Find and return every line of the data that contains the word "Instrument".

Website and app data records:
┄┄┄┄┄┄┄┄┄┄┄┄┄┄┄┄┄┄┄┄

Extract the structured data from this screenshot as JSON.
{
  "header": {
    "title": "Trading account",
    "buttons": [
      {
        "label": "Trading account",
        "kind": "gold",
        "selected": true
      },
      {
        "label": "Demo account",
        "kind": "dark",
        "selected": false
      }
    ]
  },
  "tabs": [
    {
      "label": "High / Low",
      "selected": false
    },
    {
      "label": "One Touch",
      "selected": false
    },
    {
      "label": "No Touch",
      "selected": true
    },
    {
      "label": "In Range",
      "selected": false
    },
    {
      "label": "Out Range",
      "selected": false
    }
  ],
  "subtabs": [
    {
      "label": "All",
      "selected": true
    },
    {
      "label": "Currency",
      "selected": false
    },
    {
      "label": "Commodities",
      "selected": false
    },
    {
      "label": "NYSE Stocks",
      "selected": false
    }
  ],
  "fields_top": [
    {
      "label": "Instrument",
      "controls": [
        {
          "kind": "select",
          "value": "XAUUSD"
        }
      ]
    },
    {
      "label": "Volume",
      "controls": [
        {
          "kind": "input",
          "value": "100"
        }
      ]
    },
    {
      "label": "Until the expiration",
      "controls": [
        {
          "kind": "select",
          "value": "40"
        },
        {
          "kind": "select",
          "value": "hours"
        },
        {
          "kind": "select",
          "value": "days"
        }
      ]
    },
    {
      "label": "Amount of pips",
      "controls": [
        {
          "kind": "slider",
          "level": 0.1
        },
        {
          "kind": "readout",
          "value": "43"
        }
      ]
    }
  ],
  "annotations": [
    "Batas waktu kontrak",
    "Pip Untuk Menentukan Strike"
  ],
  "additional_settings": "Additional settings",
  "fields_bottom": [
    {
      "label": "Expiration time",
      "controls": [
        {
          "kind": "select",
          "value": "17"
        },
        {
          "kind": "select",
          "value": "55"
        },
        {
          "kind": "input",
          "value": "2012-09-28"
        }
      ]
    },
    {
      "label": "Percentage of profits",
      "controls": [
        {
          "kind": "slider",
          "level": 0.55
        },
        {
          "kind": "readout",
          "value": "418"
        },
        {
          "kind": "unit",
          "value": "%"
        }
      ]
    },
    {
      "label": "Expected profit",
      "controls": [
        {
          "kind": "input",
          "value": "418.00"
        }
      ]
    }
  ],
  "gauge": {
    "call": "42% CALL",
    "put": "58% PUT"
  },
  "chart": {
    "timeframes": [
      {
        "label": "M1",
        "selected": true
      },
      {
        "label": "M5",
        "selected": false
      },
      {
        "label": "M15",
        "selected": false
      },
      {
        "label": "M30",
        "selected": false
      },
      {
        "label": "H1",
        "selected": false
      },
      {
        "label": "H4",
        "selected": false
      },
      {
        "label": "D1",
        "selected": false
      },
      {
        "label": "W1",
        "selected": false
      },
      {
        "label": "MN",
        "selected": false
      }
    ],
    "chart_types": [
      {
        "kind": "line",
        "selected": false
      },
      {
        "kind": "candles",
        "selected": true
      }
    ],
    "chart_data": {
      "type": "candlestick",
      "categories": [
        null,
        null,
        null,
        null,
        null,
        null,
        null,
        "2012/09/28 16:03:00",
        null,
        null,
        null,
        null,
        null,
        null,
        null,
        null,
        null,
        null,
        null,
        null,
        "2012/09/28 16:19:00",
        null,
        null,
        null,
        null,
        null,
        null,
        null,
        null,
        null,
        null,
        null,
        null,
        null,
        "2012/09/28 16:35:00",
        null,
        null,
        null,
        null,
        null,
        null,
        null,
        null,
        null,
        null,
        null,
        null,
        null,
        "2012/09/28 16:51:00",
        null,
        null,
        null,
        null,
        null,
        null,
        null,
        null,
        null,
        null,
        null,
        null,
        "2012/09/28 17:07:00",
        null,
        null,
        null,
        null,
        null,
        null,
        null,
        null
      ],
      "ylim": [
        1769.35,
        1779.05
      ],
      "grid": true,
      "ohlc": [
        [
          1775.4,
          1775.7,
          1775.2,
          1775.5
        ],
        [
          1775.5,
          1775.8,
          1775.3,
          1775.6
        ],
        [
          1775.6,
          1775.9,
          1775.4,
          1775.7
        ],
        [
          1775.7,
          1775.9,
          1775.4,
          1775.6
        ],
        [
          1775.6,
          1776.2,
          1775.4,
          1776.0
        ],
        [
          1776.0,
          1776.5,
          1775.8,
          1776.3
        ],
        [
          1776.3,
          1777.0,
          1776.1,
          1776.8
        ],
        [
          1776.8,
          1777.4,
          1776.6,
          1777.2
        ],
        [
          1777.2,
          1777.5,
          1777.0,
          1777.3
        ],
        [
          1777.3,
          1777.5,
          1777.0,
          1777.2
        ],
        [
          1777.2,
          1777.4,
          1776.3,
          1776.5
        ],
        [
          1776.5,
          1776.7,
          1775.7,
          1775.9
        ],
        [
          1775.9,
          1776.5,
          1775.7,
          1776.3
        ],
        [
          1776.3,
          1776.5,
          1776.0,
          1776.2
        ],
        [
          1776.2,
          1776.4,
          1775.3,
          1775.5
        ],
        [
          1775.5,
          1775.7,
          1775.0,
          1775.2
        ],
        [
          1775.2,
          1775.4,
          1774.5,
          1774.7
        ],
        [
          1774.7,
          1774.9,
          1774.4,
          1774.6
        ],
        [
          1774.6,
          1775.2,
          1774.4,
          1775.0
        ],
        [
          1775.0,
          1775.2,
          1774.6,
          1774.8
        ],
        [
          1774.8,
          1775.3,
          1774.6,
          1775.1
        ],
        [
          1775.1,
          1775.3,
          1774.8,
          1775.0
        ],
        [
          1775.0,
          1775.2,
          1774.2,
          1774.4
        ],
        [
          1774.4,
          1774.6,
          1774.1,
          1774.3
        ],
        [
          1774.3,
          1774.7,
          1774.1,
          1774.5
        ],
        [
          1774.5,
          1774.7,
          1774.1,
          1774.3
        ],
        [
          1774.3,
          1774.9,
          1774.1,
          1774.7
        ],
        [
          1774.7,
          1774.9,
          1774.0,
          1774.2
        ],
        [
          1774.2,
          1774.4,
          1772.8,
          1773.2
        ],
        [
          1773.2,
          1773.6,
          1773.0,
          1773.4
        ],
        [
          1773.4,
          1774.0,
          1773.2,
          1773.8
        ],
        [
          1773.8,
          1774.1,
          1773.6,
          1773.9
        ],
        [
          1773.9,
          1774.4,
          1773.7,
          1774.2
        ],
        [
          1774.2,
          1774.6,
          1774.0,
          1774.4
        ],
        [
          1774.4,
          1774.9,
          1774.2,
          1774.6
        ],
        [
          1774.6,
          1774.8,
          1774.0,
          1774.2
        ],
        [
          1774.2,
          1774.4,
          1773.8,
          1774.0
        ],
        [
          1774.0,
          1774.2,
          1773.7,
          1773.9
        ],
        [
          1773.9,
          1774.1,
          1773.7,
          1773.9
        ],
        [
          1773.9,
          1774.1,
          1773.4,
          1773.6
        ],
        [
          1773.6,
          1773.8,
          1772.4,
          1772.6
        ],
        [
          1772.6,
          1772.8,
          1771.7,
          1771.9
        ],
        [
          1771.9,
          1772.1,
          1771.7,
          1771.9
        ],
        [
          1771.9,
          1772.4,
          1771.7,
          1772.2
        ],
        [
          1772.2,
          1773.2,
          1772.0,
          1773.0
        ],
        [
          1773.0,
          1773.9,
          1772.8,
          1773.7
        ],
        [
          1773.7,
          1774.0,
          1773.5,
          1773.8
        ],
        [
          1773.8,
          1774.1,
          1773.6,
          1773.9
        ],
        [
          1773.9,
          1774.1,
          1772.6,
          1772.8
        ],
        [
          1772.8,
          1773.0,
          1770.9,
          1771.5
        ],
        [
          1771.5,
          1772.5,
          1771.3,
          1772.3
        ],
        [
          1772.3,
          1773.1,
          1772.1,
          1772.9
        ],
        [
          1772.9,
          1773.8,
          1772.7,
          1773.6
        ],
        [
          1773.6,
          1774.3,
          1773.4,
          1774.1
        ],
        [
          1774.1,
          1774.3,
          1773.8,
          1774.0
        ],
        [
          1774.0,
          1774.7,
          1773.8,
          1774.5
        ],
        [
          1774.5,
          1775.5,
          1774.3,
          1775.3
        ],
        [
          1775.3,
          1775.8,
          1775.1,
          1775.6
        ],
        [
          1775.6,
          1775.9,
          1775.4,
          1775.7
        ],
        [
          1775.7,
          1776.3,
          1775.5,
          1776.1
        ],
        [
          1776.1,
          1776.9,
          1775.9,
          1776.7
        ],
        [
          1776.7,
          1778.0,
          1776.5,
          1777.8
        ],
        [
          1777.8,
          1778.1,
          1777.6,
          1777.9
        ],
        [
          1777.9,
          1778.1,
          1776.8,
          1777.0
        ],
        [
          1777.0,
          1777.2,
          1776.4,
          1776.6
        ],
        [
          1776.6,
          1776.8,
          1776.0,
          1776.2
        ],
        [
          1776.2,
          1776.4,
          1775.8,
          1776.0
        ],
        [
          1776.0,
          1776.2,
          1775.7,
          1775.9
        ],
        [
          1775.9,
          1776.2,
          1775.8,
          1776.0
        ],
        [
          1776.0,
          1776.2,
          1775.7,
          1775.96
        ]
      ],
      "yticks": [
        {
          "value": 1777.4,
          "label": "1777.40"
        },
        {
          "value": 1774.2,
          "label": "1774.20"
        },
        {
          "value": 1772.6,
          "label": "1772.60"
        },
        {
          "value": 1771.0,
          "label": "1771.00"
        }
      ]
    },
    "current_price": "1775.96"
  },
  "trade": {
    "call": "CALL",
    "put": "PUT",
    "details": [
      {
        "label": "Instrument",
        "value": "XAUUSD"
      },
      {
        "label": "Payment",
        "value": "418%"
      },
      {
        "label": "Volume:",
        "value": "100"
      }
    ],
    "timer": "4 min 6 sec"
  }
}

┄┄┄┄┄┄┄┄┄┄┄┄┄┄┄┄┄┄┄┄

SOLUTION TO THIS PROBLEM.
      "label": "Instrument",
        "label": "Instrument",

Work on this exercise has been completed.